Action item >> Filter these entries down to the lines that hold the word "subtitle", and show each of them.

Materials provided >>
-- -- --

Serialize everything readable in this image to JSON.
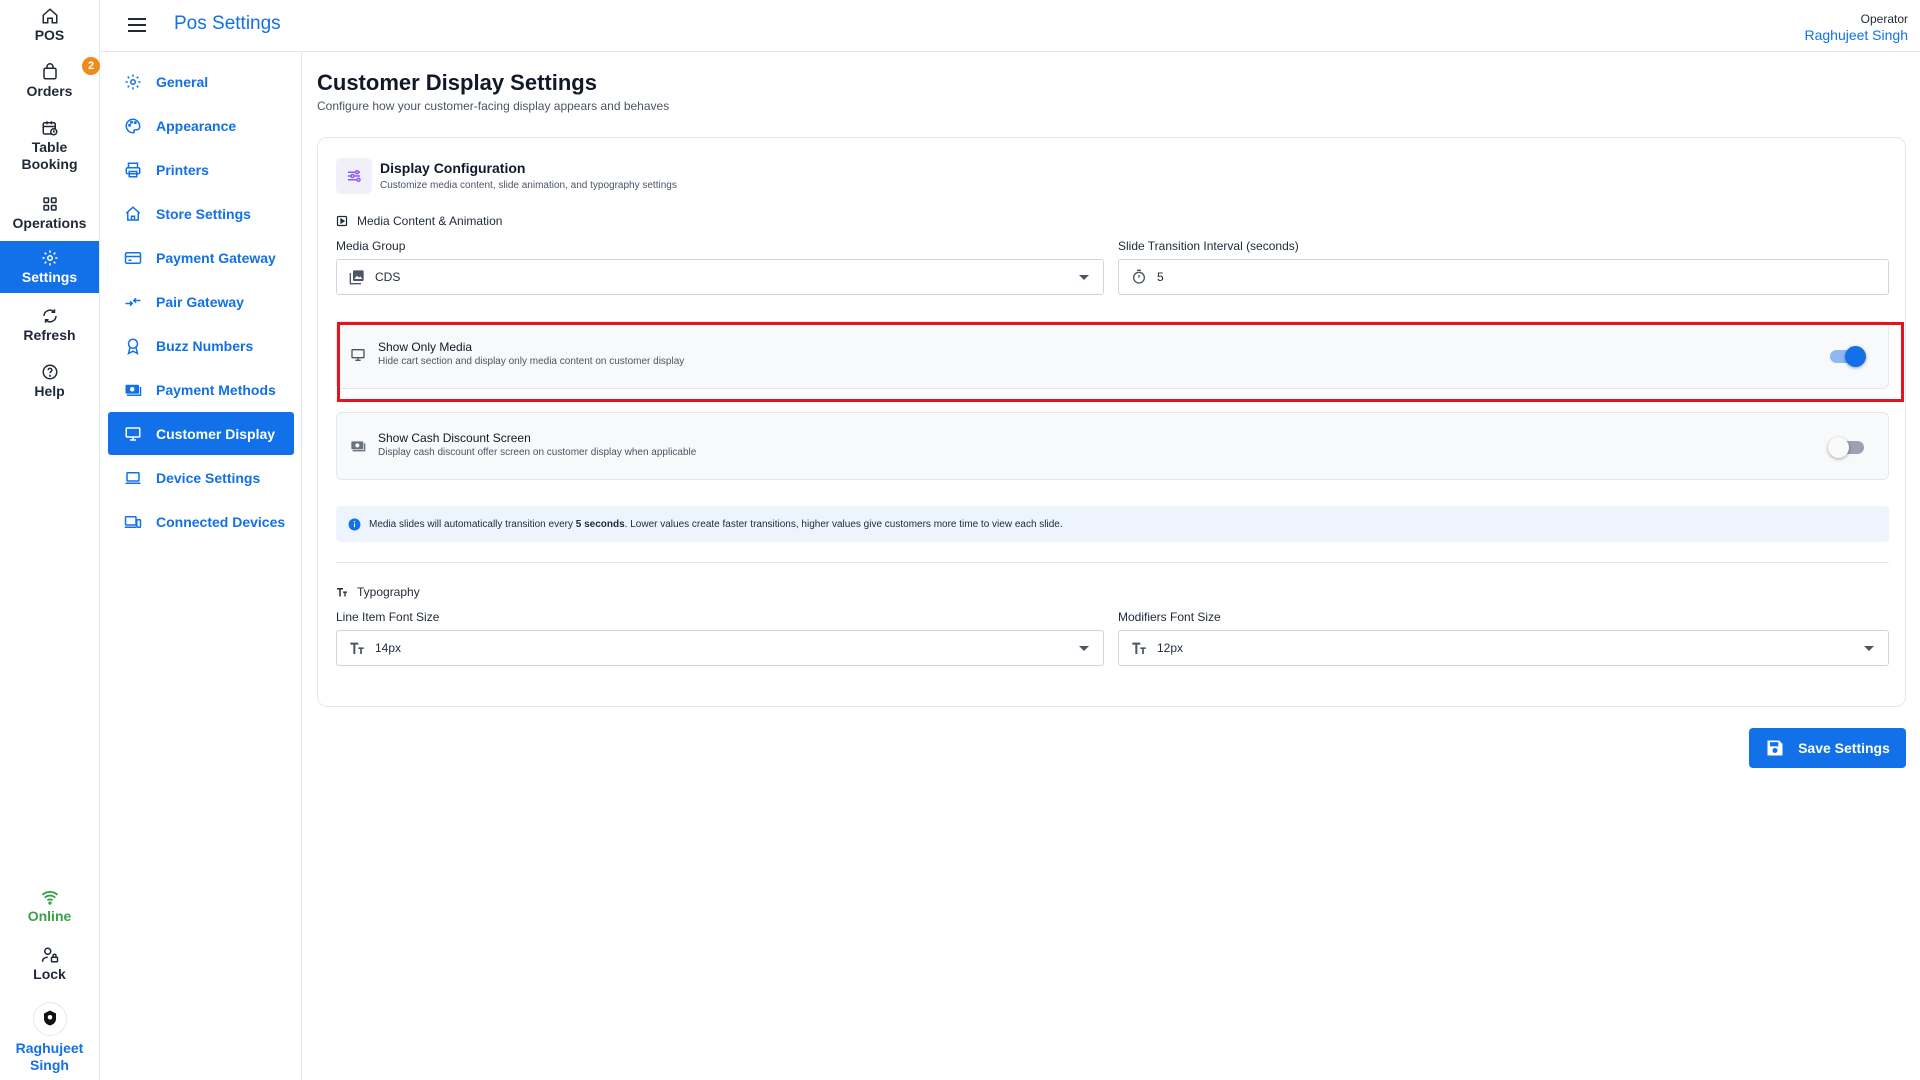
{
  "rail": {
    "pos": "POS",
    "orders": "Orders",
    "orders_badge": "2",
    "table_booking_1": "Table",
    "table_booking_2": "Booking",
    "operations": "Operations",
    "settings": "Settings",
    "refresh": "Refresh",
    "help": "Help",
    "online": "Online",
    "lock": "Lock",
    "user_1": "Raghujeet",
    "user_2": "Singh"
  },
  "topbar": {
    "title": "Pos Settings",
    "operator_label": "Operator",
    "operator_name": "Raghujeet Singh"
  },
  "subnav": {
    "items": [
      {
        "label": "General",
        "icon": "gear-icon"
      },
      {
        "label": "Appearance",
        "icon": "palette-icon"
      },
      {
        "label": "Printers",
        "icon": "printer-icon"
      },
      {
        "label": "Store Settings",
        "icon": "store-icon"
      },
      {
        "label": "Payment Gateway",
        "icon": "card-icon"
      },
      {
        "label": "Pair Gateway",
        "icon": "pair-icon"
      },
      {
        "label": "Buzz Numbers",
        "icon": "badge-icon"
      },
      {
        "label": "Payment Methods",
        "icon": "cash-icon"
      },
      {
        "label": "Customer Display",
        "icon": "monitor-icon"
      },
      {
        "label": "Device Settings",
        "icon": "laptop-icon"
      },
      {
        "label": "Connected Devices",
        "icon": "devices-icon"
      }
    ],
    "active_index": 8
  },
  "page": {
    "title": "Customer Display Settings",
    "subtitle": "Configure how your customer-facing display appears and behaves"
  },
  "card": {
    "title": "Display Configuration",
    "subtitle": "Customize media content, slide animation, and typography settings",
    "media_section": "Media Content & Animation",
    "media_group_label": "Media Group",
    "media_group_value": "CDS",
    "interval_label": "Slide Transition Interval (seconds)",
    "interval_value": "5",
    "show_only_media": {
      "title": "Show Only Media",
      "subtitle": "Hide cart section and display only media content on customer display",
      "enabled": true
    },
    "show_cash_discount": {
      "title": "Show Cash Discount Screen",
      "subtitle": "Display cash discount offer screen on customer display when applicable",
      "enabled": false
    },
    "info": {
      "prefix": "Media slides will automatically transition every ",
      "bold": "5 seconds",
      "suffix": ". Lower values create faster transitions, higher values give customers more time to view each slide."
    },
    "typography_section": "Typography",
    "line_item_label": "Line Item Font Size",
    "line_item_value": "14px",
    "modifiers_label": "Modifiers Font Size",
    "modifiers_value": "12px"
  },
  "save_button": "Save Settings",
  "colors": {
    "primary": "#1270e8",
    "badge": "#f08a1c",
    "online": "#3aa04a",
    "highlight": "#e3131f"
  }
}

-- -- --

The completed task >>
    "subtitle": "Configure how your customer-facing display appears and behaves"
    "subtitle": "Customize media content, slide animation, and typography settings",
      "subtitle": "Hide cart section and display only media content on customer display",
      "subtitle": "Display cash discount offer screen on customer display when applicable",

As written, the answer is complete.